Ironically, on the same day Clinton unveiled her science agenda, Judicial Watch — a group fighting government corruption — released documents it obtained from the U.S. Food and Drug Administration (FDA) through the Freedom of Information Act. These documents show “1,824 reports of adverse reactions to the vaccination for the sexually transmitted disease human papillomavirus (HPV), Gardasil, including as many as eight deaths related to the vaccine.”

According to Judicial Watch’s President Thomas Fitton, some reactions were minor, but others were very serious. When combined with earlier information Judicial Watch obtained, the total stands at 11 deaths and 3,461 adverse reactions to Gardasil. Judicial Watch quotes one FDA document:

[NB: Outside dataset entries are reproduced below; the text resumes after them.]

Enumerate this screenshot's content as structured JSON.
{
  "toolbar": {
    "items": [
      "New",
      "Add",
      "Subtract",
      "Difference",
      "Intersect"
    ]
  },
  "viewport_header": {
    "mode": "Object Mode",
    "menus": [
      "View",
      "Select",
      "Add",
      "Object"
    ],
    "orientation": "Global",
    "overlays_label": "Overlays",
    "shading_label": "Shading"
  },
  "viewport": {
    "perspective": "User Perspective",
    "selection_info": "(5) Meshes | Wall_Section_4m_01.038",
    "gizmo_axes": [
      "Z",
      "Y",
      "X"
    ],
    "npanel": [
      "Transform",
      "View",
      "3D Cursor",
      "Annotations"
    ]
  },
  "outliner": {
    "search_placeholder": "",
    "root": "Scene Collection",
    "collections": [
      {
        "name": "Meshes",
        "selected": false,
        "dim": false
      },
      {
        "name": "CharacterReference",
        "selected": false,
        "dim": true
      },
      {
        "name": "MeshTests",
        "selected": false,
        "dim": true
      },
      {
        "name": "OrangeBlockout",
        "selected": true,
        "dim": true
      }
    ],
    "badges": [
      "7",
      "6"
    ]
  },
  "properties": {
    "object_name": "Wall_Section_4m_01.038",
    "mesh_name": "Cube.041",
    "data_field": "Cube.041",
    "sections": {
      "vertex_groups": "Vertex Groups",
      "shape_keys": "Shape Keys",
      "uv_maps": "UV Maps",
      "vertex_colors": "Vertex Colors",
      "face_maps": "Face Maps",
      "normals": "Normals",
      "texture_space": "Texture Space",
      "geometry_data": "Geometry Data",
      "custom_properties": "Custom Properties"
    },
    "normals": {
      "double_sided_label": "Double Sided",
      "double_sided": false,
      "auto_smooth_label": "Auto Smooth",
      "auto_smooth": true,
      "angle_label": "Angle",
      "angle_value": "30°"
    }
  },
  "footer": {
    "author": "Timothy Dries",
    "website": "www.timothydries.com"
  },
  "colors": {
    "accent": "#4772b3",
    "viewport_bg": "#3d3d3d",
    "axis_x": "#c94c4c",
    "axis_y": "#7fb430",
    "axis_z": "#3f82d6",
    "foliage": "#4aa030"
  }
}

“28-Aug-2007: Initial and follow-up information has been received from a physician concerning an ‘otherwise healthy’ 13 year old female who was vaccinated with her first and second doses of Gardasil. Subsequently, the patient experienced…paralysis from the chest down, lesions of the optic nerve…At the time of the report, the patient had not recovered.”

The U.S. Centers for Disease Control and Prevention recommends Gardasil for girls as young as 11.

Gardasil may sound familiar since its manufacturer Merck has lobbied states to pass mandatory HPV vaccination for young girls. Beginning in 2009, Washington, D.C.’s sixth grade girls must present proof of HPV vaccination. Even Republicans like Texas governor Rick Perry proposed mandatory vaccination — though he saw the light after conservatives made a huge fuss over safety and parental rights. Other states were similarly pressured.

Mr. Fitton thinks the main lesson in this sad episode is that sex-related drugs receive special treatment in the FDA’s murky approval process. “Whether it be Gardasil, Plan B, or RU-486, the FDA’s approval process deserves additional scrutiny,” Mr. Fitton told me. “These drugs, in my opinion, are treated differently by the FDA because they’re part of a specific social agenda.”

As though the connection between the Left’s sexual politics and the vaccine mandates were not clear enough, Planned Parenthood Golden Gate celebrated Roe v. Wade this year by spreading the vaccine in the Bay Area.

All of this flies in the face of the actual science. Even apart from the new reports of deaths and adverse reactions, an editorial in The New England Journal of Medicine questioned Gardasil’s hyped claims of effectiveness. It cautioned policy makers about acting too quickly.

So Sen. Clinton, who exactly is waging war on science? Something tells me it is not all those social conservatives in the federal science bureaucracy.

Mr. Gage is a policy analyst with Discovery Institute in Washington, D.C.

Logan Paul Gage

Logan Paul Gage is Assistant Professor of Philosophy at Franciscan University of Steubenville. Dr. Gage received his B.A. in history, philosophy, and American studies from Whitworth College (2004) and his M.A. (2011) and Ph.D. (2014) in philosophy from Baylor University. His dissertation, written under the supervision of Trent Dougherty, was a defense of the phenomenal conception of evidence and conservative principles in epistemology.